? points for a win, ? points for a draw, ? points for a home or away win

Because of this inequality, any points system assumes immense significance. Details of it have been thin, though it does seem that points will be awarded for matches and not series.

But how can it be devised so that sides like Pakistan and Sri Lanka don't lose out to sides like Australia and England simply because they couldn't arrange more Tests? Or so that the results of a West Indies side that plays six Tests at home and nine away, can be compared equally with, say India which plays 10 Tests at home and eight away?

Path to the final

Australia's last series before the scheduled WTC final is in South Africa, a tough ol' ask at the best of times . And they would have hosted India for four Tests just before that. England end their league run with a five-Test series in India and the last time that happened, they lost 4-0. England start their campaign with a five-Test Ashes series, which means nearly half their WTC Tests will be played in just two series.

By contrast, New Zealand's run isn't too bad, finishing off with five Tests against West Indies and Pakistan at home. Plus, they don't play South Africa or England at all.

Who doesn't play whom

A league system works when everybody plays everybody. At the end, the winning side is a true winner because they have faced every other side in all kinds of conditions. Full Members love this system so much that it is how the next two World Cups are structured.

No such luck for the WTC. India don't play Pakistan, of course, but neither do they play Sri Lanka (not that anybody will complain). England just lost a series in New Zealand but they don't play against them in the WTC. Australia were humbled on their last trip to Sri Lanka but they don't play them in this league. The uncomfortable truth? The first winner of the WTC will not be able to say they have overcome every single challenge Test cricket throws at them.

Two is the magic number
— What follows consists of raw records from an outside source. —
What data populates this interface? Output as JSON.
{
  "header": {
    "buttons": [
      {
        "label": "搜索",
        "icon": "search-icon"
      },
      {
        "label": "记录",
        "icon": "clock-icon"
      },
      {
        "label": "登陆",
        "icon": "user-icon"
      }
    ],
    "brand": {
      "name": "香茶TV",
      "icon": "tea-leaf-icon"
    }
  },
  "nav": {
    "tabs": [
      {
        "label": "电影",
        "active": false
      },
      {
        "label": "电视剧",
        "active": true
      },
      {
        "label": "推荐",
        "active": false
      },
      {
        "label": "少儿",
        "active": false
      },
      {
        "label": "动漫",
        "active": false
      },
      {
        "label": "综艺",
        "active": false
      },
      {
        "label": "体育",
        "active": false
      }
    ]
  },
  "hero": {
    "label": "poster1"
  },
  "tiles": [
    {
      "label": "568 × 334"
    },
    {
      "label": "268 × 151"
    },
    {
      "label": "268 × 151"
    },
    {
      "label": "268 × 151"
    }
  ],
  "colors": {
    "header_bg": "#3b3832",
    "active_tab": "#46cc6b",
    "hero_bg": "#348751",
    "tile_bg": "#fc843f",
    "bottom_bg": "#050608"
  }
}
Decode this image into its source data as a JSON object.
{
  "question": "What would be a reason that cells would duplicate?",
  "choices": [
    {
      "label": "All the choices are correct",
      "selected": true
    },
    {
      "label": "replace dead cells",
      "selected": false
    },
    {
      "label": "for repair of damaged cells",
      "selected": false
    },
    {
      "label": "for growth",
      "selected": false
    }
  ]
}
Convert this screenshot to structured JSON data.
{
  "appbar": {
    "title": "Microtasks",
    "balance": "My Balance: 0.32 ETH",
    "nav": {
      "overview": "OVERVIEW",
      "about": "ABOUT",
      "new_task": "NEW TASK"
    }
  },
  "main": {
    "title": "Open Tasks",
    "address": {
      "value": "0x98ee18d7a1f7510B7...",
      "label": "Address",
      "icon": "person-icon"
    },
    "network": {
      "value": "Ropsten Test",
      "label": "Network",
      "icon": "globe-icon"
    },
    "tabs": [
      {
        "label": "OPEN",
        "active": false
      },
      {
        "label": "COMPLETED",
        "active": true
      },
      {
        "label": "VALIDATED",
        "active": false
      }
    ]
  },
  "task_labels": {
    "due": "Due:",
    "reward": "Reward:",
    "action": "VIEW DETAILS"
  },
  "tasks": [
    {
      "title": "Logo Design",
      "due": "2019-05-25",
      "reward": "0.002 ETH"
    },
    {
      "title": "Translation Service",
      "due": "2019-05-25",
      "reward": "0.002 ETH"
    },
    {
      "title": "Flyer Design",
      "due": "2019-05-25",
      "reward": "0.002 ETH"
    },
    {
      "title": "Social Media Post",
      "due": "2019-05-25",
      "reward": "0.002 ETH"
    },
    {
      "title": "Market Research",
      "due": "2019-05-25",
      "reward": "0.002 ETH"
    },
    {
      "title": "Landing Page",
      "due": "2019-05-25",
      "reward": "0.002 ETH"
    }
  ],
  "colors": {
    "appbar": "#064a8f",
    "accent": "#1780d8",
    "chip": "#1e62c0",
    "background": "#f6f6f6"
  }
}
It became evident early on that the bedrock of the new FTP would be the two-Test series. In the entire FTP, from May 2018 to May 2023 there are 39 two-Test series, compared to 34 in the five-year period to May 2018.

The WTC is underpinned by it. Over half of the total series in the first WTC will be two-Tests (15 out of 27). Pakistan and Sri Lanka play five two-Test series out of their six; England play only one and Australia two. Only eight series will be three Tests, hitherto the cornerstone of the calendar. As points are likely to be awarded per match rather than series, the two-Test series is perhaps not as unfulfilling a prospect as it might have been.

Remember that league?

Australia play a WTC Test in Bangladesh at the end of February 2020. They don't play another until the end of November that year. Ditto India. West Indies don't play a WTC Test from August 2019 to June 2020. Some sports fit an entire league campaign in these gaps where, effectively, the WTC goes into hibernation for some countries. Context is the mantra behind this schedule, but given how many sports vie for the average fans' attention, remembering context might be the battle.

The endgame

More or less halfway through March 2021, all WTC match-ups will be over. Un-ideally, the final will be played more than two full months later. And because league commitments don't all finish at the same time - another basic rule of leagues - we could end up with a number of, ahem, 'interesting' scenarios. New Zealand, for example, finish their WTC commitments by January 2021. South Africa and Australia begin a three-Test series in mid-February.

What if all three are in contention for spots in the final? Depending on what the points system looks like, it could be that it becomes advantageous to both South Africa and Australia to draw their series and make the final. Imagine the uproar then.

At least sides will not be able to manipulate pitches too heavily to squeeze out results when needed: under new playing conditions for the championship, poor pitches could be punished by points losses.

And finally

According to the FTP, in October 2019 England visit New Zealand to play a two-Test series. It is not marked down as a WTC series but it does take place during the WTC cycle. It is the only bilateral Test commitment between two sides in the league that is not part of the league. Which sums up, in its own way, this league.